● **EXERCISE DESCRIPTION**:
Pick out all lines in the listing holding the string "категорию" and copy them.

======== TASK DATA

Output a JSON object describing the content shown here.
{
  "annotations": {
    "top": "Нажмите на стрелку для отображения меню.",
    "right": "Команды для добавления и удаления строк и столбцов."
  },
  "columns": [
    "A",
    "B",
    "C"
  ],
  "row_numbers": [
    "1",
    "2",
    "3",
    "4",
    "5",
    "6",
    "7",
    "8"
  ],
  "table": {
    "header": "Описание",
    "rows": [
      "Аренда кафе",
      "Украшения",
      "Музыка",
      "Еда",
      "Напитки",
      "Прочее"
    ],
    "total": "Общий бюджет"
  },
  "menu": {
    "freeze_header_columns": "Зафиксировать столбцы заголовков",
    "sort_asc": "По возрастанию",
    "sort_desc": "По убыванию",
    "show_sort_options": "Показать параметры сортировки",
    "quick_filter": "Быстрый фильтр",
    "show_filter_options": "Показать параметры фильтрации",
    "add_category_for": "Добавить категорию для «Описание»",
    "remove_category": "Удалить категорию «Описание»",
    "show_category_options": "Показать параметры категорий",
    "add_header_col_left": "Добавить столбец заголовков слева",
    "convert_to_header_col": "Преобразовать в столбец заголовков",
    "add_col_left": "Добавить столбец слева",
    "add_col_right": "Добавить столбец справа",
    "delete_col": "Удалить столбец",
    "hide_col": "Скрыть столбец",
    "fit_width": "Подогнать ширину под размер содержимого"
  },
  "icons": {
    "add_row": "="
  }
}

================
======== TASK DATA

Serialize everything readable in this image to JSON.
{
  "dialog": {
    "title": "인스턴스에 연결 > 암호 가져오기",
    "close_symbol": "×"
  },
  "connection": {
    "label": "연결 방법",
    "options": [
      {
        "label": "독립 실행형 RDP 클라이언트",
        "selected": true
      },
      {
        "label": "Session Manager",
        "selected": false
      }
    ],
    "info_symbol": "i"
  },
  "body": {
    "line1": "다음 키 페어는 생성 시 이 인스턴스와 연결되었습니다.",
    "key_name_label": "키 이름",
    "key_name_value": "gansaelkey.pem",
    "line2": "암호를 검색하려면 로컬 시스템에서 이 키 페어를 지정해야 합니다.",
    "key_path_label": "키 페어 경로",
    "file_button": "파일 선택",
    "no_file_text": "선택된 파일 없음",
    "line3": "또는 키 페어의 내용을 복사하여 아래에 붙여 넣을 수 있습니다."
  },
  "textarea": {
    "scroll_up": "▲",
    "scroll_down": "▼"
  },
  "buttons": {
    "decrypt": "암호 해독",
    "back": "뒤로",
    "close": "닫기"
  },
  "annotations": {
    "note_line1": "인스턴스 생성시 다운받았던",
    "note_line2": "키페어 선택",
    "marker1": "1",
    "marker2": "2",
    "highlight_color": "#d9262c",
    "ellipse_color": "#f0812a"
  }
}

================

● **SOLVED EXERCISE**:
    "add_category_for": "Добавить категорию для «Описание»",
    "remove_category": "Удалить категорию «Описание»",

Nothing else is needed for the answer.